---- Extracted material

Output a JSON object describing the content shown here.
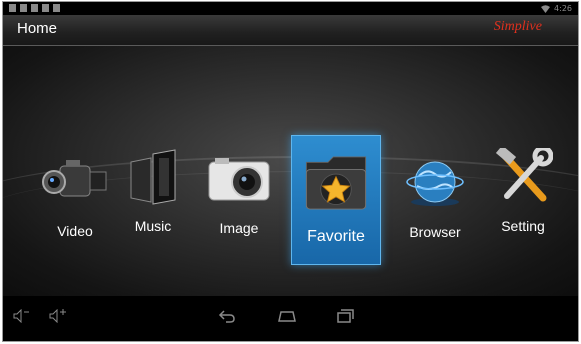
{
  "status_bar": {
    "time": "4:26"
  },
  "header": {
    "title": "Home",
    "brand": "Simplive"
  },
  "menu": {
    "items": [
      {
        "label": "Video",
        "icon": "video-camera-icon"
      },
      {
        "label": "Music",
        "icon": "speakers-icon"
      },
      {
        "label": "Image",
        "icon": "camera-icon"
      },
      {
        "label": "Favorite",
        "icon": "star-folder-icon",
        "selected": true
      },
      {
        "label": "Browser",
        "icon": "globe-icon"
      },
      {
        "label": "Setting",
        "icon": "tools-icon"
      }
    ]
  },
  "navbar": {
    "icons": [
      "volume-down-icon",
      "volume-up-icon",
      "back-icon",
      "home-icon",
      "recent-apps-icon"
    ]
  },
  "colors": {
    "selected_tile": "#1e78bd",
    "brand": "#e0301e"
  }
}
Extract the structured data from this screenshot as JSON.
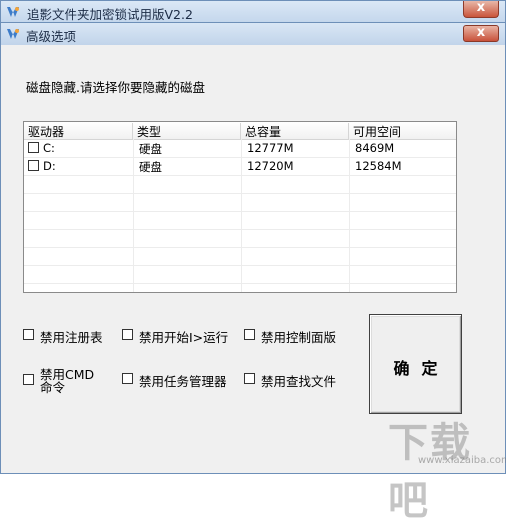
{
  "outer_window": {
    "title": "追影文件夹加密锁试用版V2.2",
    "close_glyph": "x"
  },
  "dialog": {
    "title": "高级选项",
    "close_glyph": "x"
  },
  "prompt_text": "磁盘隐藏.请选择你要隐藏的磁盘",
  "table": {
    "columns": [
      "驱动器",
      "类型",
      "总容量",
      "可用空间"
    ],
    "rows": [
      {
        "drive": "C:",
        "type": "硬盘",
        "total": "12777M",
        "free": "8469M",
        "checked": false
      },
      {
        "drive": "D:",
        "type": "硬盘",
        "total": "12720M",
        "free": "12584M",
        "checked": false
      }
    ]
  },
  "options": {
    "registry": "禁用注册表",
    "start_run": "禁用开始I>运行",
    "control_panel": "禁用控制面版",
    "cmd": "禁用CMD命令",
    "task_manager": "禁用任务管理器",
    "find_files": "禁用查找文件"
  },
  "ok_button": "确定",
  "watermark": {
    "text": "下载吧",
    "url": "www.xiazaiba.com"
  },
  "colors": {
    "title_bar": "#c3d6ec",
    "close_button": "#c8513a",
    "dialog_bg": "#f0f0f0"
  }
}
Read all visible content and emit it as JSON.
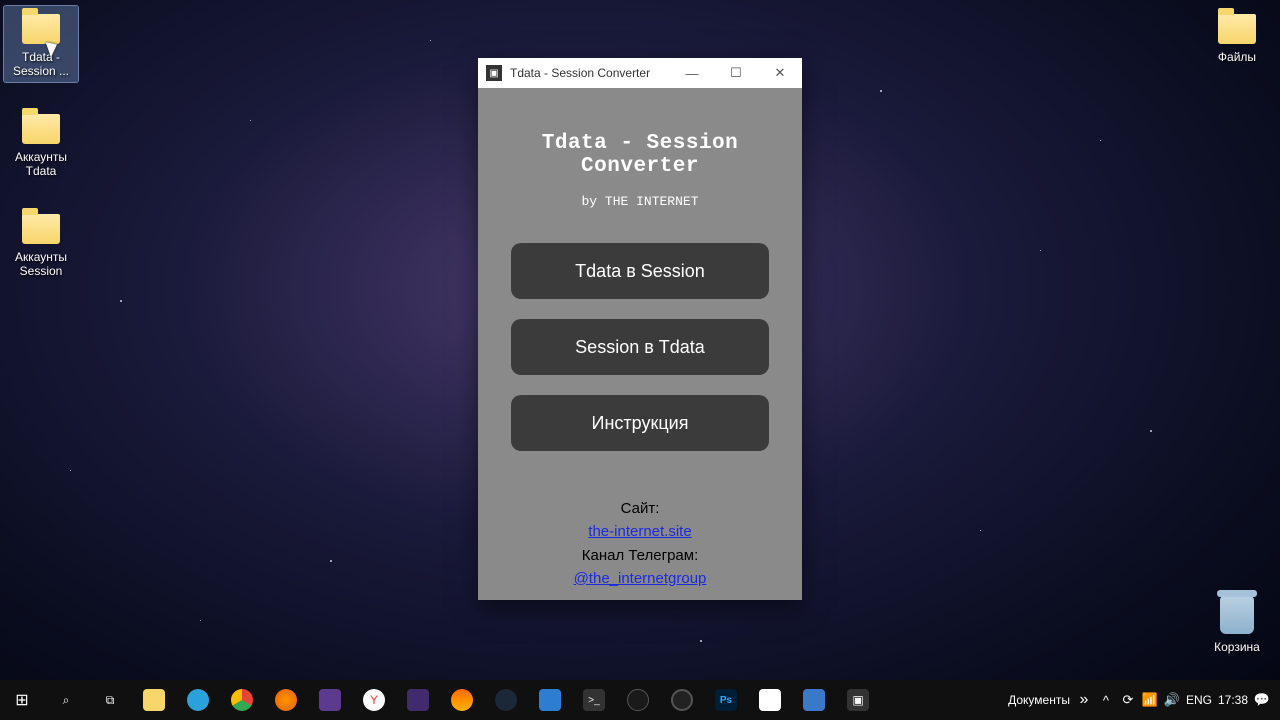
{
  "desktop": {
    "icons_left": [
      {
        "label": "Tdata - Session ...",
        "selected": true
      },
      {
        "label": "Аккаунты Tdata",
        "selected": false
      },
      {
        "label": "Аккаунты Session",
        "selected": false
      }
    ],
    "icons_right": [
      {
        "label": "Файлы"
      }
    ],
    "recycle_bin": "Корзина"
  },
  "window": {
    "title": "Tdata - Session Converter",
    "heading": "Tdata - Session Converter",
    "subheading": "by THE INTERNET",
    "buttons": {
      "tdata_to_session": "Tdata в Session",
      "session_to_tdata": "Session в Tdata",
      "instructions": "Инструкция"
    },
    "links": {
      "site_label": "Сайт:",
      "site_link": "the-internet.site",
      "tg_label": "Канал Телеграм:",
      "tg_link": "@the_internetgroup"
    }
  },
  "taskbar": {
    "tray_label": "Документы",
    "lang": "ENG",
    "time": "17:38"
  }
}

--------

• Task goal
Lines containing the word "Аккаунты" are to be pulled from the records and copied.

• Reply
        "label": "Аккаунты Tdata",
        "label": "Аккаунты Session",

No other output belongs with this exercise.